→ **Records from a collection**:
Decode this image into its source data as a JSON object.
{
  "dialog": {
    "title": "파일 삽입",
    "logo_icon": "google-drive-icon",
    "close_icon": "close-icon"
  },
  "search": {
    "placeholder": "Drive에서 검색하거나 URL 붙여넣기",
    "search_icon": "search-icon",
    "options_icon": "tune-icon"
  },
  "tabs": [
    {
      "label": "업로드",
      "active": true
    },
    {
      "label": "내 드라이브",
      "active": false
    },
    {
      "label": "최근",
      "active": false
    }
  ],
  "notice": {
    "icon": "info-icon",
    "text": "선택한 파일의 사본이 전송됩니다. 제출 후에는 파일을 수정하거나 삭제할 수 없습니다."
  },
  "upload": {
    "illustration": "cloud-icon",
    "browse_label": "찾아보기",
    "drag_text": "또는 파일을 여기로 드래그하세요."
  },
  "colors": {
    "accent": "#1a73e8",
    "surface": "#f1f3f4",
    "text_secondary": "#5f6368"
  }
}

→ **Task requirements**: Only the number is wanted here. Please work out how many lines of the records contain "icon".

→ **Solution**: 6